Yes, and no. It’s certainly harder to find time to read for pleasure. So many submissions! In some ways, I think I may be a bit more forgiving of flaws in a book because I know how much work has gone into putting it together. But I also think it makes it much harder for me to fall in love with new titles, especially if they’ve received a great deal of hype. That raises my expectations very high, and so I think I’m much harder on those projects.
What advice do you have for anyone looking to get into editing?
Soak up as much information as you can—and not just about editing. If there’s something in the business you want to know more about or understand better, go ask about it. Understanding what a contract means or how subsidiary rights are sold will only make you a better advocate for authors down the line.
Use every opportunity—even the boring, menial ones—as chances to learn. If you’re asked to make a photo copy of an edited manuscript (some editors still work on paper), you can gain a lot of insight from the comments there. When you’re booking appointments, you learn the names of contacts that will be of use to you down the line.
Read, and read widely.

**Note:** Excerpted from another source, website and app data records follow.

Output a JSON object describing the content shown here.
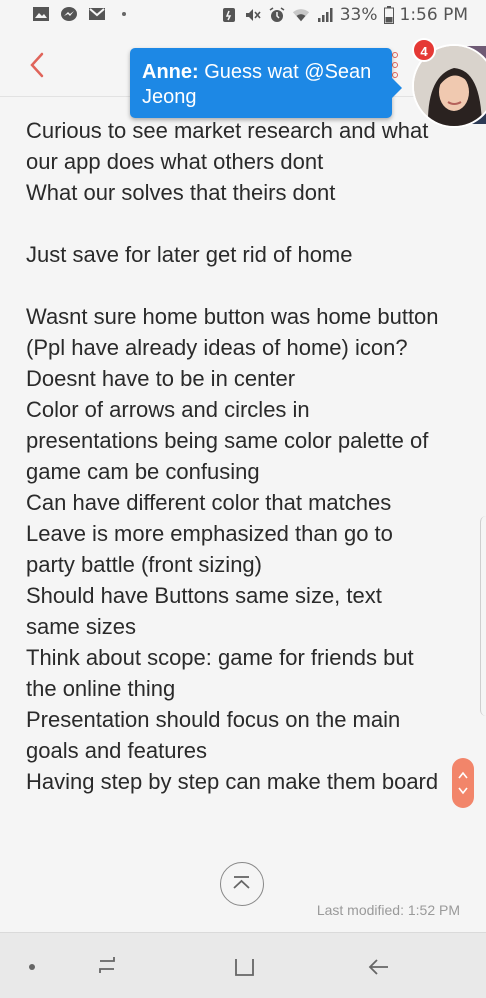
{
  "status_bar": {
    "left_icons": [
      "gallery-icon",
      "messenger-icon",
      "gmail-icon"
    ],
    "right_icons": [
      "battery-saver-icon",
      "mute-icon",
      "alarm-icon",
      "wifi-icon",
      "signal-icon",
      "battery-icon"
    ],
    "battery": "33%",
    "time": "1:56 PM"
  },
  "header": {
    "back_icon": "chevron-left-icon",
    "more_icon": "more-vertical-icon",
    "accent_color": "#e0645a"
  },
  "chat_head": {
    "sender": "Anne:",
    "message": "Guess wat @Sean Jeong",
    "unread_count": "4",
    "bubble_color": "#1d88e5",
    "badge_color": "#e53935"
  },
  "note": {
    "lines": [
      "Curious to see market research and what",
      "our app does what others dont",
      "What our solves that theirs dont",
      "",
      "Just save for later get rid of home",
      "",
      "Wasnt sure home button was home button",
      "(Ppl have already ideas of home) icon?",
      "Doesnt have to be in center",
      "Color of arrows and circles in",
      "presentations being same color palette of",
      "game cam be confusing",
      "Can have different color that matches",
      "Leave is more emphasized than go to",
      "party battle (front sizing)",
      "Should have Buttons same size, text",
      "same sizes",
      "Think about scope: game for friends but",
      "the online thing",
      "Presentation should focus on the main",
      "goals and features",
      "Having step by step can make them board"
    ]
  },
  "footer": {
    "scroll_top_icon": "scroll-to-top-icon",
    "last_modified": "Last modified: 1:52 PM"
  },
  "nav_bar": {
    "items": [
      "recents-icon",
      "home-icon",
      "back-icon"
    ]
  }
}
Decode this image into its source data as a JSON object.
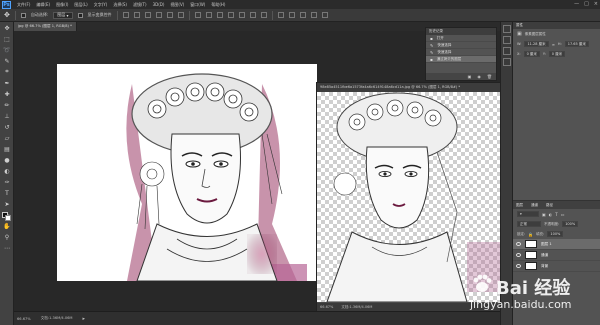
{
  "app": {
    "logo": "Ps",
    "menu": [
      "文件(F)",
      "编辑(E)",
      "图像(I)",
      "图层(L)",
      "文字(Y)",
      "选择(S)",
      "滤镜(T)",
      "3D(D)",
      "视图(V)",
      "窗口(W)",
      "帮助(H)"
    ],
    "window_controls": [
      "—",
      "□",
      "×"
    ]
  },
  "options_bar": {
    "auto_select_label": "自动选择:",
    "auto_select_value": "图层",
    "show_transform_label": "显示变换控件"
  },
  "tabs": [
    {
      "label": "jpg @ 66.7% (图层 1, RGB/8) *",
      "active": true
    }
  ],
  "document_window": {
    "title": "98e85a4511fbe6a1573fa4a6c6149148a6cd11a.jpg @ 66.7% (图层 1, RGB/8#) *",
    "close": "×",
    "zoom": "66.67%",
    "doc_info": "文档:1.36M/4.06M"
  },
  "status_bar": {
    "zoom": "66.67%",
    "doc_info": "文档:1.36M/4.06M"
  },
  "history_panel": {
    "title": "历史记录",
    "items": [
      {
        "label": "打开",
        "selected": false
      },
      {
        "label": "快速选择",
        "selected": false
      },
      {
        "label": "快速选择",
        "selected": false
      },
      {
        "label": "通过拷贝的图层",
        "selected": true
      }
    ]
  },
  "properties_panel": {
    "title": "属性",
    "subtitle": "像素图层属性",
    "w_label": "W:",
    "w_value": "11.28 厘米",
    "h_label": "H:",
    "h_value": "17.65 厘米",
    "x_label": "X:",
    "x_value": "0 厘米",
    "y_label": "Y:",
    "y_value": "0 厘米"
  },
  "layers_panel": {
    "tabs": [
      "图层",
      "通道",
      "路径"
    ],
    "mode": "正常",
    "opacity_label": "不透明度:",
    "opacity_value": "100%",
    "lock_label": "锁定:",
    "fill_label": "填充:",
    "fill_value": "100%",
    "layers": [
      {
        "name": "图层 1",
        "selected": true
      },
      {
        "name": "通道",
        "selected": false
      },
      {
        "name": "背景",
        "selected": false
      }
    ]
  },
  "watermark": {
    "main": "Bai 经验",
    "sub": "jingyan.baidu.com"
  },
  "colors": {
    "fg": "#111111",
    "bg": "#ffffff",
    "accent": "#4fa3ff"
  }
}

Being able to offer comparable titles is essential for acquisitions, in-house sales, and selling books to consumers, and you’ll be better able to identify a book as “for fans of X” if you’ve read X. You’re also probably not going to start out reading, recommending, and editing the sorts of books you may like since you’ll probably be reading for someone else. You need to learn how to identify strong writing, even if it may not be the kind of project you, yourself, might want to edit. That will help you to develop discerning taste when the time comes for you to choose your own projects.
Alison Weiss joined Sky Pony Press as an editor after after six-and-half years at Egmont USA. As a kid, it was not unusual to find her huddled under the covers on a Saturday morning with a stack of books rather than downstairs watching cartoons. Reading and writing have always been passions, but sharing that passion with others wasn’t always as easy. That is until she found the children’s publishing world.
Her focus is on chapter books through YA (with an occasional picture book thrown in for good measure), and she loves everything from heartwarming middle grade to edge-of-your seat thrillers to swoony romance.
She’s worked with a wide variety of talented authors and illustrators, including New York Times bestselling author Nancy Krulik and her daughter, Amanda Burwasser, New York Times bestselling author Jessica Verday, multi-Agatha Award winner Penny Warner, ITW Finalist Kristen Lippert-Martin, Mike A. Lancaster, Mike Moran, Jessica Taylor, Kristina McBride, and Amalie Howard, among others. She also assisted on Christopher Myers’s H.O.R.S.E., which won a 2013 Coretta Scott King Illustrator Honor Award and the 2014 Odyssey Award.
Follow her on Twitter @alioop7 where she regularly hosts #askkidlit chats.
Thank you to Alison for the wonderful interview! If you liked hearing from Alison, you should definitely check out the new blog which Sky Pony have just started up here, which I’m enjoying reading a lot.